Well we by-pass the Korea War Memorial because we want to get some film and it is hot and humid and we've walked for miles and we want to get some refreshments; so we cross the street to the vendor and get a lemonade and an Italian ice. (Or Washington's version of Italian ice!) We sit on a bench that faces the back of the Korea War Memorial and we talk while gulping our lemonade and eating the ice, relishing the respite from the humidity if only for the moment.
That veteran from the Wall seems to have the same idea as we do, because just as we are a little better than halfway done (in other words we lit up a smoke), here he comes strutting toward the vendor with a more purposeful gait then when I had last seen him. I tap Gunny, nod in the direction of the veteran and tell Gunny who the vet is. The vet gets his refreshments, sees Gunny and I and walks toward the bench we are sitting on. I ask him how he made out and he says, "OK and I want to thank you."
Well we start exchanging names and you see the look of recognition come across his face. He starts smiling like the cat that ate the canary. (Where DID that saying come from, anyway?) He pumps Gunny's hand and says, "Oh man, ya'll just made my day. Hot Dawg." I take pictures of Gunny and the Veteran and the three of us talk for a little while. He's wearing a POW bracelet. David Hrdlicka. We tell him that David's wife is at the hotel we are staying at and we invite him to the Alliance meeting. He says he will come and then we all depart.
We walk over to the Korea War Memorial and we observe their Wall and the statues that eerily appear like a unit on patrol in Korea. We are lost in our own private thoughts for a few moments and then we check out the expansion work. It will be real nice when they finish.
We hop in a cab and go back to the hotel. I check in and then we both go back up to Gunny's room where I pick up my things and head to my own room to unpack and recharge my cell phone. We agree to meet in the hotel bar in a few minutes.

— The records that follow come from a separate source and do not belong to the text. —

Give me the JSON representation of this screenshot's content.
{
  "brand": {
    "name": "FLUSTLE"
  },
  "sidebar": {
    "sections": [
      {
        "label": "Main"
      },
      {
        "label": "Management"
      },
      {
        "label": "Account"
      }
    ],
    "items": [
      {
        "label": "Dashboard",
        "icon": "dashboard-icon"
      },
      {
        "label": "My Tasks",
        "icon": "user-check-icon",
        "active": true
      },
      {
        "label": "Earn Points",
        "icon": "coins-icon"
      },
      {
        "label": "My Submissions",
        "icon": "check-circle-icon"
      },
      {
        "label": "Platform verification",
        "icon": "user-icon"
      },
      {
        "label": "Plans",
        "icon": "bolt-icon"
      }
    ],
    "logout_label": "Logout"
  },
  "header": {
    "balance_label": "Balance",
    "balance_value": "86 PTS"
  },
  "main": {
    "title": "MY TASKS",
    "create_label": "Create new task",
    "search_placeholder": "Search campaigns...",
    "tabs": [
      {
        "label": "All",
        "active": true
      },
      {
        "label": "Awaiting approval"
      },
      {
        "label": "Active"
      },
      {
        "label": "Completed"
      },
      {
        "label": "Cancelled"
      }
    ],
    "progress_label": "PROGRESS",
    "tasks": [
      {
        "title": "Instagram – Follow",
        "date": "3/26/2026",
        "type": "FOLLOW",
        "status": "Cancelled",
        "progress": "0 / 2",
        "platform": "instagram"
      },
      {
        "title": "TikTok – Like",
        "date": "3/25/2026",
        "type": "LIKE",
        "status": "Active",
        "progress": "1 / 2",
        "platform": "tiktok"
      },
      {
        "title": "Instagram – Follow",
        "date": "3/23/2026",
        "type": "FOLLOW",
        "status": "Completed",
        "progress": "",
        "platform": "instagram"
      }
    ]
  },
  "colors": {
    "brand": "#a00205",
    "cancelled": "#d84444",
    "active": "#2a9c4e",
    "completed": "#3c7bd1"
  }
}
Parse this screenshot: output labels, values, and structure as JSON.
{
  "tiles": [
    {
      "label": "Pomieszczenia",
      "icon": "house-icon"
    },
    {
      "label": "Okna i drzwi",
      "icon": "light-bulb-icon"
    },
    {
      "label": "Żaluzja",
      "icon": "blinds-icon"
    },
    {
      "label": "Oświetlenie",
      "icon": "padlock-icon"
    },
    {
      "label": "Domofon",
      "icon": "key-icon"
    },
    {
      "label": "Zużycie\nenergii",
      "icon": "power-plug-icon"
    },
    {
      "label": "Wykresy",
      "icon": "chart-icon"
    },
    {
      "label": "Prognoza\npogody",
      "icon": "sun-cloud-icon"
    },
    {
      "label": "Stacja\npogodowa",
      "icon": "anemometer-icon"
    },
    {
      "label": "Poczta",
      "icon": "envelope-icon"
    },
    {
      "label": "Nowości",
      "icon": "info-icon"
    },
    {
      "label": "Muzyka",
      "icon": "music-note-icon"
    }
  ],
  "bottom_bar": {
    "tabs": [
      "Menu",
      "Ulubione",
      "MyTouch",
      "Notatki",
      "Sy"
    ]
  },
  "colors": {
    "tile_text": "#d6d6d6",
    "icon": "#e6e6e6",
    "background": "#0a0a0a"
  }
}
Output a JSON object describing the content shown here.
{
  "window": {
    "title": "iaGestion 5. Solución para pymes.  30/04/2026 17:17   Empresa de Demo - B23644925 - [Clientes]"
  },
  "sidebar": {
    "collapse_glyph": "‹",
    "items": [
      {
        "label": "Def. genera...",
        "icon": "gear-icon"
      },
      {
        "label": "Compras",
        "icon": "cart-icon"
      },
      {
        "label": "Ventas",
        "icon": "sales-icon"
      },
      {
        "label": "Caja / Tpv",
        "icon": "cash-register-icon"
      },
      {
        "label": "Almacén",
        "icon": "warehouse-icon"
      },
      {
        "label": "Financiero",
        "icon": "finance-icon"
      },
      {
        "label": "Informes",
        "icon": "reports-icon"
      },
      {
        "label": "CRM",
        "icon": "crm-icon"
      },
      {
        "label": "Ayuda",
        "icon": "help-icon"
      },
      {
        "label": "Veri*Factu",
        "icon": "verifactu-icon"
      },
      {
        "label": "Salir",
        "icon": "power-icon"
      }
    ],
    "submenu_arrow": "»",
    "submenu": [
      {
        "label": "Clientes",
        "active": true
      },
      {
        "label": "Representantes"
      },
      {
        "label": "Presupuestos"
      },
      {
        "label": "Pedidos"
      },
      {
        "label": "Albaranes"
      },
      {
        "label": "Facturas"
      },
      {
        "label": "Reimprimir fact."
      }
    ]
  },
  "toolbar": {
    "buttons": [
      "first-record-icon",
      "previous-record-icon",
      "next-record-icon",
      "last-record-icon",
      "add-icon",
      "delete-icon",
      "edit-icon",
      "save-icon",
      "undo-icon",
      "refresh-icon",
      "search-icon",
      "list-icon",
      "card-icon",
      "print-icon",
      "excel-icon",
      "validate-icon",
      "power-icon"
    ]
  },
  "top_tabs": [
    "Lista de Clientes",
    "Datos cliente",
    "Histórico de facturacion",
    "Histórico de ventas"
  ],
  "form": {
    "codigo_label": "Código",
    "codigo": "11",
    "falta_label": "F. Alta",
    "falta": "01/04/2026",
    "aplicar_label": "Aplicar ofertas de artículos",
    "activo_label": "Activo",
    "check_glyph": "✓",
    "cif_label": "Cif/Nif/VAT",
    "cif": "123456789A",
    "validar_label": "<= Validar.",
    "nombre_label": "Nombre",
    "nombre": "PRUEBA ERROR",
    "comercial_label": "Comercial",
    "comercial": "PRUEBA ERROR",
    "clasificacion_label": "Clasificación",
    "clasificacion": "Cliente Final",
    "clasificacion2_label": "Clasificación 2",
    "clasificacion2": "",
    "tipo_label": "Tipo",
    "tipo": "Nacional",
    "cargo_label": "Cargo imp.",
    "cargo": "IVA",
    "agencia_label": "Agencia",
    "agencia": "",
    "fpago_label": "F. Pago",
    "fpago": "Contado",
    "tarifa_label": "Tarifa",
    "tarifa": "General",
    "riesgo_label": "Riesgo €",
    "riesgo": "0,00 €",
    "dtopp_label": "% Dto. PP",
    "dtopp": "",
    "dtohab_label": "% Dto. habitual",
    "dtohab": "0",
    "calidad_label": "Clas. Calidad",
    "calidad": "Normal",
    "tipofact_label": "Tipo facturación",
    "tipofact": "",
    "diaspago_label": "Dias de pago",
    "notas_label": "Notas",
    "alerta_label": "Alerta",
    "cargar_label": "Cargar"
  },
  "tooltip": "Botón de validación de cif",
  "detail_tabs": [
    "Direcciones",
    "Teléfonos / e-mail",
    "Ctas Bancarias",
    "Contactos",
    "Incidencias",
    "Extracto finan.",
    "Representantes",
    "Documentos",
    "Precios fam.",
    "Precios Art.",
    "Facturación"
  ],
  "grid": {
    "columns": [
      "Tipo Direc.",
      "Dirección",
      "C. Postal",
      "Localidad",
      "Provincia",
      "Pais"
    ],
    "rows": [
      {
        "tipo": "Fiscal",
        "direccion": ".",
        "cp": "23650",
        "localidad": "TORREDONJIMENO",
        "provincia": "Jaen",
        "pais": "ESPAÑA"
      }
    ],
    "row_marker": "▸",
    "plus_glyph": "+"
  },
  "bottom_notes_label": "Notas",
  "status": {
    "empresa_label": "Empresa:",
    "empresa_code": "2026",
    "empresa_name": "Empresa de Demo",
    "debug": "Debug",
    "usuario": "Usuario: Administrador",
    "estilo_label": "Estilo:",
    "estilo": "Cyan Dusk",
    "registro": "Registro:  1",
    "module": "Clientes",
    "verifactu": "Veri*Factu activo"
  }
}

When the elevator doors open in the lobby, Gunny is standing there with Chris Rich, son of Cmdr. Richard Rich who came looking for us. I have known Chris for almost 7 years and have worked on his father's case for several. We go to the bar and have a drink. It's filling up with people who have come for the Alliance meeting.
We are going to get something to eat and we decide to go to this hip-hop place across the street. Chris joins us and we grab a table in the back. Dave Murray and Rick Will have just finished eating but they join us for green and peach tortilla chips. Well, let me correct that. The restaurant serves us green and peach tortilla chips. We mostly look at them.
We are joined by Kim Thomas-Bowles, from Sons and Daughters In Touch. Gunny, Kim and Chris become very animated. There's laughter and hugs going around the table.
It's decided that Chris will bunk with me because he was going to go stay with friends in Maryland but the last train is at 11:30 or 12:00 AM and we are planning a night venture down to the Wall, which will cause him to miss the last train. Who says you need sleep anyway?
We leave the restaurant so that Kim can get to the League of Families meeting and we can get to the Alliance of Families meeting which are conducted at hotels across the street from one another.
Click here to go to the Alliance Meeting